High-Refractive-Index, Nanoarchitected Titanium Dioxide for 3D Dielectric Photonic Crystals

Personnel: Dr. Andrey Vyatskikh (alumnus) and Dr. Ryan Ng (alumnus)

Additive manufacturing at small scales enables advances in micro- and nanoelectromechanical systems, micro-optics, and medical devices. Materials that lend themselves to AM at the nanoscale, especially for optical applications, are limited. State-of-the-art AM processes for high-refractive-index materials typically suffer from high porosity and poor repeatability and require complex experimental procedures. We developed an AM process to fabricate complex 3D architectures out of fully dense titanium dioxide (TiO2) with a refractive index of 2.3 and nanosized critical dimensions. Transmission electron microscopy (TEM) analysis proves this material to be rutile phase of nanocrystalline TiO2, with an average grain size of 110 nm and <1% porosity.
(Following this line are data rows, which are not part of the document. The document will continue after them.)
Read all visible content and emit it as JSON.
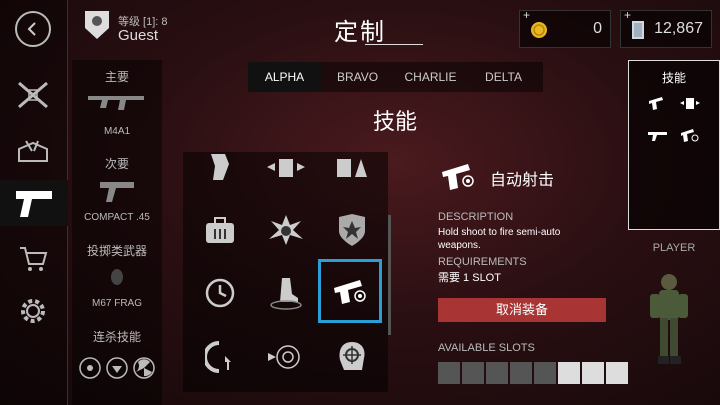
{
  "header": {
    "title": "定制",
    "user": {
      "level_label": "等级 [1]: 8",
      "name": "Guest"
    },
    "currency": [
      {
        "plus": "+",
        "icon": "gold-coin-icon",
        "value": "0"
      },
      {
        "plus": "+",
        "icon": "cash-stack-icon",
        "value": "12,867"
      }
    ]
  },
  "sidebar": {
    "items": [
      {
        "icon": "back-arrow-icon"
      },
      {
        "icon": "crossed-rifles-icon"
      },
      {
        "icon": "ammo-crate-icon"
      },
      {
        "icon": "pistol-icon",
        "active": true
      },
      {
        "icon": "shopping-cart-icon"
      },
      {
        "icon": "gear-icon"
      }
    ]
  },
  "loadout": {
    "primary_header": "主要",
    "primary_name": "M4A1",
    "secondary_header": "次要",
    "secondary_name": "COMPACT .45",
    "throwable_header": "投掷类武器",
    "throwable_name": "M67 FRAG",
    "killstreak_header": "连杀技能"
  },
  "tabs": [
    "ALPHA",
    "BRAVO",
    "CHARLIE",
    "DELTA"
  ],
  "active_tab": "ALPHA",
  "section_title": "技能",
  "skills": [
    {
      "icon": "hand-grip-icon"
    },
    {
      "icon": "armor-swap-icon"
    },
    {
      "icon": "armor-break-icon"
    },
    {
      "icon": "ammo-pouch-icon"
    },
    {
      "icon": "grenade-blast-icon"
    },
    {
      "icon": "blast-shield-icon"
    },
    {
      "icon": "clock-icon"
    },
    {
      "icon": "quiet-step-icon"
    },
    {
      "icon": "semi-auto-pistol-icon",
      "selected": true
    },
    {
      "icon": "fast-reload-icon"
    },
    {
      "icon": "radar-target-icon"
    },
    {
      "icon": "head-target-icon"
    }
  ],
  "detail": {
    "name": "自动射击",
    "description_label": "DESCRIPTION",
    "description_line1": "Hold shoot to fire semi-auto",
    "description_line2": "weapons.",
    "requirements_label": "REQUIREMENTS",
    "requirements_value": "需要 1 SLOT",
    "unequip_label": "取消装备",
    "slots_label": "AVAILABLE SLOTS",
    "slots_total": 8,
    "slots_free": 3
  },
  "right_panel": {
    "title": "技能",
    "player_label": "PLAYER"
  },
  "colors": {
    "accent_blue": "#2a9fd6",
    "unequip_red": "#a83434",
    "gold": "#e8b820"
  }
}
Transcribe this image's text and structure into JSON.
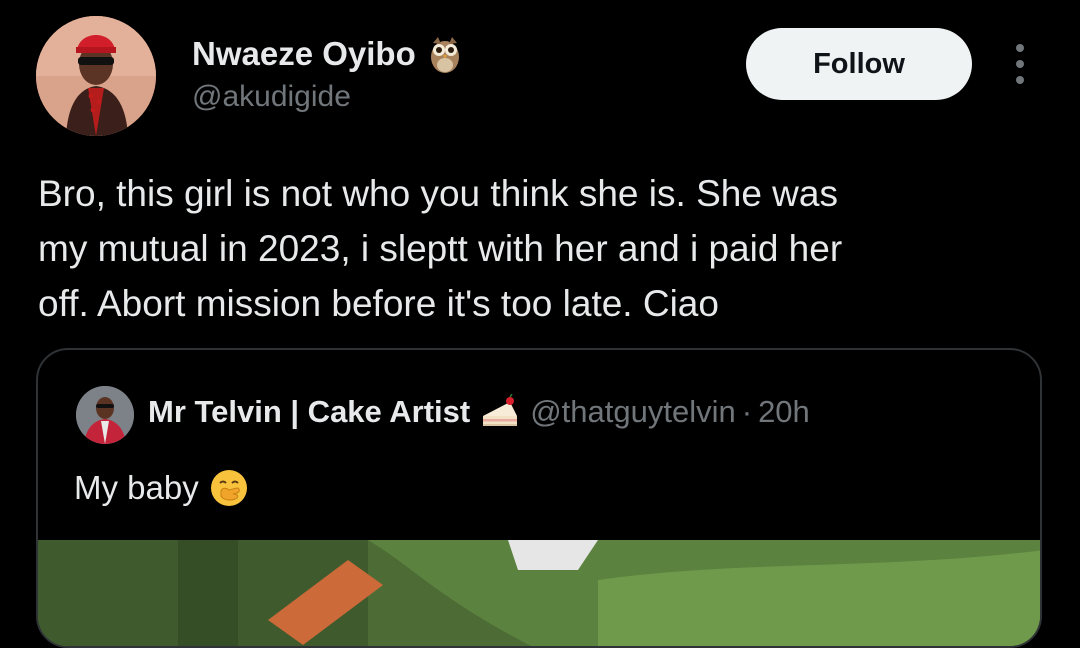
{
  "post": {
    "author": {
      "display_name": "Nwaeze Oyibo",
      "handle": "@akudigide",
      "badge_icon": "owl-icon"
    },
    "follow_label": "Follow",
    "text_lines": [
      "Bro, this girl is not who you think she is. She was",
      "my mutual in 2023, i sleptt with her and i paid her",
      "off. Abort mission before it's too late. Ciao"
    ]
  },
  "quote": {
    "display_name": "Mr Telvin | Cake Artist",
    "badge_icon": "cake-slice-icon",
    "handle": "@thatguytelvin",
    "separator": "·",
    "time": "20h",
    "text": "My baby",
    "emoji": "face-with-hand-over-mouth-icon"
  },
  "colors": {
    "background": "#000000",
    "text_primary": "#e7e9ea",
    "text_secondary": "#71767b",
    "border": "#2f3336",
    "follow_bg": "#eff3f4"
  }
}
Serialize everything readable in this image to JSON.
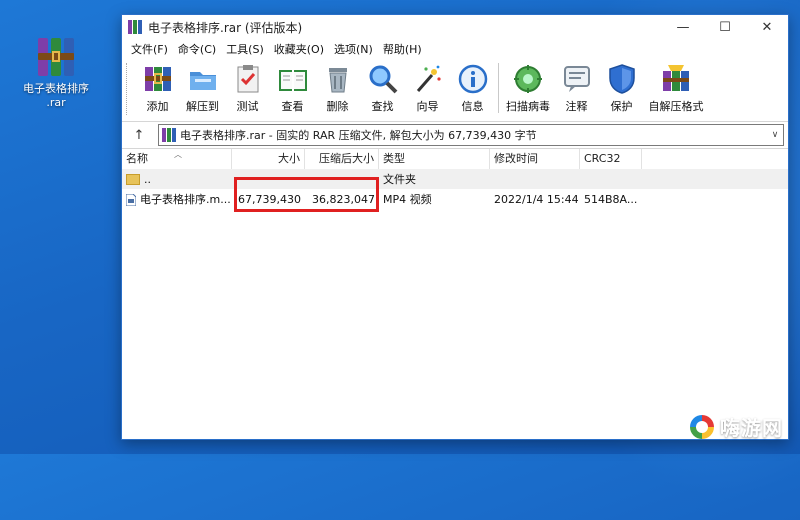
{
  "desktop": {
    "icon_label": "电子表格排序\n.rar"
  },
  "window": {
    "title": "电子表格排序.rar (评估版本)",
    "controls": {
      "minimize": "—",
      "maximize": "☐",
      "close": "✕"
    }
  },
  "menu": [
    "文件(F)",
    "命令(C)",
    "工具(S)",
    "收藏夹(O)",
    "选项(N)",
    "帮助(H)"
  ],
  "toolbar": [
    {
      "label": "添加",
      "icon": "add-books-icon"
    },
    {
      "label": "解压到",
      "icon": "extract-folder-icon"
    },
    {
      "label": "测试",
      "icon": "test-clipboard-icon"
    },
    {
      "label": "查看",
      "icon": "view-book-icon"
    },
    {
      "label": "删除",
      "icon": "trash-icon"
    },
    {
      "label": "查找",
      "icon": "magnifier-icon"
    },
    {
      "label": "向导",
      "icon": "wizard-wand-icon"
    },
    {
      "label": "信息",
      "icon": "info-icon"
    },
    {
      "label": "扫描病毒",
      "icon": "virus-scan-icon"
    },
    {
      "label": "注释",
      "icon": "comment-icon"
    },
    {
      "label": "保护",
      "icon": "shield-icon"
    },
    {
      "label": "自解压格式",
      "icon": "sfx-books-icon"
    }
  ],
  "address": {
    "up": "↑",
    "text": "电子表格排序.rar - 固实的 RAR 压缩文件, 解包大小为 67,739,430 字节"
  },
  "columns": {
    "name": "名称",
    "size": "大小",
    "packed": "压缩后大小",
    "type": "类型",
    "modified": "修改时间",
    "crc": "CRC32"
  },
  "rows": [
    {
      "name": "..",
      "size": "",
      "packed": "",
      "type": "文件夹",
      "modified": "",
      "crc": ""
    },
    {
      "name": "电子表格排序.m...",
      "size": "67,739,430",
      "packed": "36,823,047",
      "type": "MP4 视频",
      "modified": "2022/1/4 15:44",
      "crc": "514B8A..."
    }
  ],
  "watermark": {
    "text": "嗨游网"
  },
  "colors": {
    "highlight": "#e02020",
    "desktop": "#1866c4"
  }
}
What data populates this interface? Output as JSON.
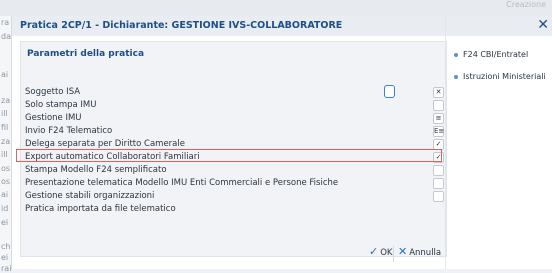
{
  "dialog": {
    "title": "Pratica 2CP/1 - Dichiarante: GESTIONE IVS-COLLABORATORE",
    "close_glyph": "✕"
  },
  "panel": {
    "title": "Parametri della pratica",
    "rows": [
      {
        "label": "Soggetto ISA",
        "mark": "✕"
      },
      {
        "label": "Solo stampa IMU",
        "mark": ""
      },
      {
        "label": "Gestione IMU",
        "mark": "≡"
      },
      {
        "label": "Invio F24 Telematico",
        "mark": "E≡"
      },
      {
        "label": "Delega separata per Diritto Camerale",
        "mark": "✓"
      },
      {
        "label": "Export automatico Collaboratori Familiari",
        "mark": "✓"
      },
      {
        "label": "Stampa Modello F24 semplificato",
        "mark": ""
      },
      {
        "label": "Presentazione telematica Modello IMU Enti Commerciali e Persone Fisiche",
        "mark": ""
      },
      {
        "label": "Gestione stabili organizzazioni",
        "mark": ""
      },
      {
        "label": "Pratica importata da file telematico",
        "mark": ""
      }
    ]
  },
  "actions": {
    "f24": "F24 CBI/Entratel",
    "istruzioni": "Istruzioni Ministeriali"
  },
  "buttons": {
    "ok": "OK",
    "ok_icon": "✓",
    "annulla": "Annulla",
    "annulla_icon": "✕"
  },
  "background": {
    "top_right": "Creazione",
    "left_letters": [
      "ra",
      "da",
      "ai",
      "za",
      "ill",
      "fil",
      "za",
      "ill",
      "os",
      "os",
      "ai",
      "id",
      "ei",
      "ch",
      "ei",
      "rai"
    ]
  },
  "colors": {
    "accent": "#1f4e87",
    "highlight_border": "#e0615a",
    "isa_focus": "#3b7fd0"
  }
}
Proof-of-concept woodpile architectures with 300–600 nm beam dimensions exhibit a full photonic band gap centered at 1.8–2.9 μm, as revealed by Fourier-transform infrared spectroscopy (FTIR) and supported by plane wave expansion simulations. The developed AM process enables advances in 3D MEMS, micro-optics, and prototyping of 3D dielectric PhCs.

Ultra-Thin Si Nanopillar Arrays for Polarization-Independent Spectral Filters in the Near-IR

Personnel: Dr. Ryan Ng (alumnus)

Spectral filters have a wide range of sensing applications ranging from environmental (hazardous waste, oil, etc) to surveillance. In sensing, detectors are sensitive to anywhere from several to hundreds of electromagnetic bands. Based on the number of bands and bandwidth, these systems are separated into multispectral and hyperspectral imaging systems with multispectral systems capturing under 10 bands and hyperspectral imaging capturing hundreds to thousands of bands of narrow width (around 10-20 nm) that allow for a continuous measurement across a spectrum.

Hyperspectral Filters - Pillar Array
Pillar Array

Subwavelength dielectric nanopillar arrays have potential for such spectral filtering applications as band pass and notch filters. In these arrays, rapid spectral variations in reflectivity and transmission are observed when incident light couples via a grating vector to a leaky waveguide mode propagating perpendicular to the surface and are reradiated, leading to sharp near-unity reflectivity resonances. The band width, amplitude, and peak wavelength are easily controlled through array fabrication parameters such as the pillar height, radius, and array periodicity.